## What you have to do
Report the tally of lines featuring the word "screenshot" in the entries below, without anything else.

## Excerpted data

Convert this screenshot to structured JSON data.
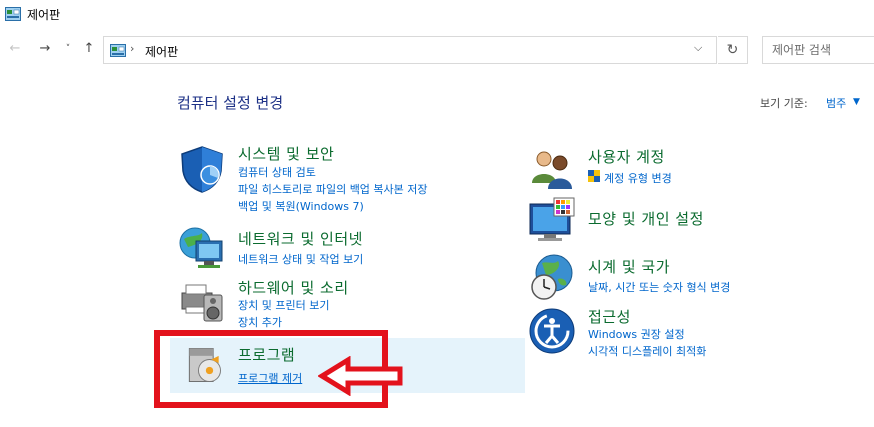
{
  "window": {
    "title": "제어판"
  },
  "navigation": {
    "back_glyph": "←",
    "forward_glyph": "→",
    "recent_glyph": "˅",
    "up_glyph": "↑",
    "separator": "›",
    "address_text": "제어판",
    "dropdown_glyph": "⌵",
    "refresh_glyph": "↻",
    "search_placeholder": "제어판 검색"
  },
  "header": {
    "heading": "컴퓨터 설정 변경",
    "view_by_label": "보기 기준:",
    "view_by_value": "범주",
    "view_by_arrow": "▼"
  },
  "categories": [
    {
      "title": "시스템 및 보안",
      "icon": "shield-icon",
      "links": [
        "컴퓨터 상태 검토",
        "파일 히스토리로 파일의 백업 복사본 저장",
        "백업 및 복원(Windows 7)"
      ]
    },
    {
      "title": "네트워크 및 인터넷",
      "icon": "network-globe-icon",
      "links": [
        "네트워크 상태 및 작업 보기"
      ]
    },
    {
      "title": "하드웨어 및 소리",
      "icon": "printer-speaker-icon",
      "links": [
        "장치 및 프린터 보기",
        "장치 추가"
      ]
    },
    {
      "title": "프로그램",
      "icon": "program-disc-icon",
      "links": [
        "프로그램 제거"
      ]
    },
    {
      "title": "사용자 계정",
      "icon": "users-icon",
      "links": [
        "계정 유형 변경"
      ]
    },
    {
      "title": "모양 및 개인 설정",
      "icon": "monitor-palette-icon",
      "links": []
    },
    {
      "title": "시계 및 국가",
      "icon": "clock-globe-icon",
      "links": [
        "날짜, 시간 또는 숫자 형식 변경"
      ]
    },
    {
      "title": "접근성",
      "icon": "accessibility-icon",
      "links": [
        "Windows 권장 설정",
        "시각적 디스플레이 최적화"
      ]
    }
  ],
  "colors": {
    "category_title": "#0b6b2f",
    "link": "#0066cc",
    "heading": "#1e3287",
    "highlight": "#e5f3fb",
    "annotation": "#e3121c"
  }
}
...
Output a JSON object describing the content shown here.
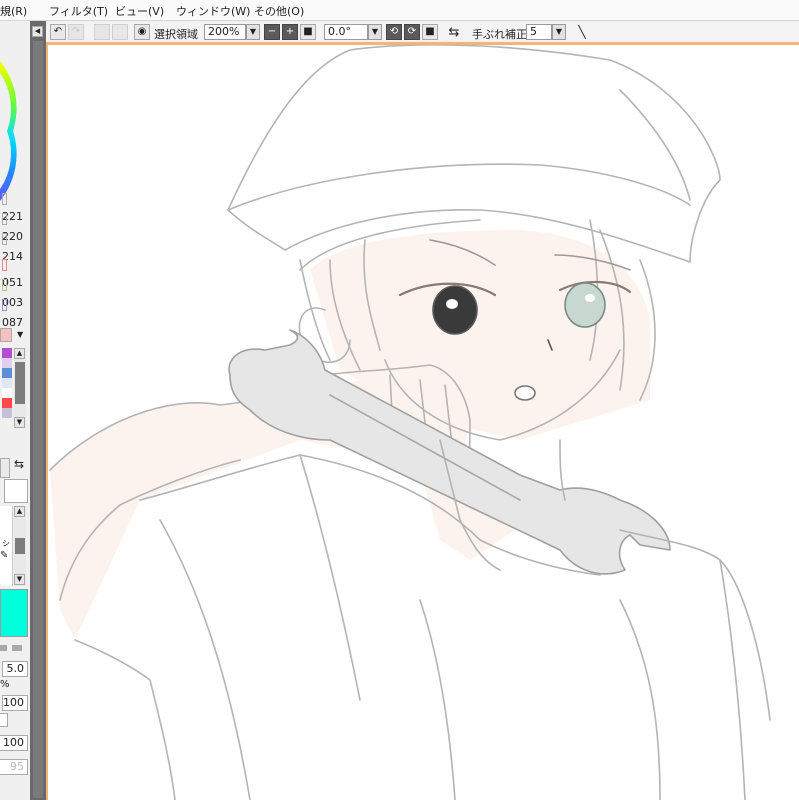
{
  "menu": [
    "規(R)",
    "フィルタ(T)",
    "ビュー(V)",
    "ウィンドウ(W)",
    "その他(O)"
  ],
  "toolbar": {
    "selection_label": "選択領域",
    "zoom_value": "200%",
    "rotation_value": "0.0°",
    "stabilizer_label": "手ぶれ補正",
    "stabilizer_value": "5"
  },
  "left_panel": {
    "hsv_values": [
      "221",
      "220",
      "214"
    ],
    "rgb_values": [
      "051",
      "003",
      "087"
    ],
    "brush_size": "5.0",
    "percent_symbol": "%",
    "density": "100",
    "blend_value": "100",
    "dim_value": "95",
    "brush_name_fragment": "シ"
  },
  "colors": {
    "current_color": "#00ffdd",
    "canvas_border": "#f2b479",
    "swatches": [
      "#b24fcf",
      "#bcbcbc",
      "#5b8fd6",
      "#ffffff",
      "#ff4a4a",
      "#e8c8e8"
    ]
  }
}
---
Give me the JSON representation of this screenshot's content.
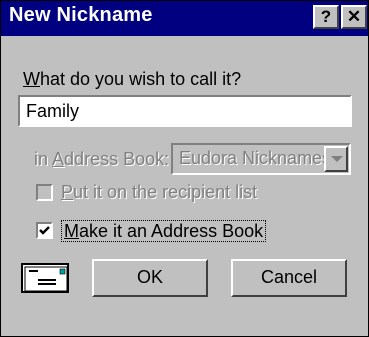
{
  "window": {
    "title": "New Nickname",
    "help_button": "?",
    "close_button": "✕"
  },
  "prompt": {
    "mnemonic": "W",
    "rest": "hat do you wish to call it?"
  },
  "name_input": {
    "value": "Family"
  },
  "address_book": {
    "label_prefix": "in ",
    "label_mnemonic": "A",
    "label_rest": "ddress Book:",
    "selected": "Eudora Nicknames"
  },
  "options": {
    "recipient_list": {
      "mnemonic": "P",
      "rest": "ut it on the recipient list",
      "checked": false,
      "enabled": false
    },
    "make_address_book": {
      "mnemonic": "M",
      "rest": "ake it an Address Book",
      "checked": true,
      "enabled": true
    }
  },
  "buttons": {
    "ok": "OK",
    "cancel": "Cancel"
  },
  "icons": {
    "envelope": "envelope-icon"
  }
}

## Answer area
2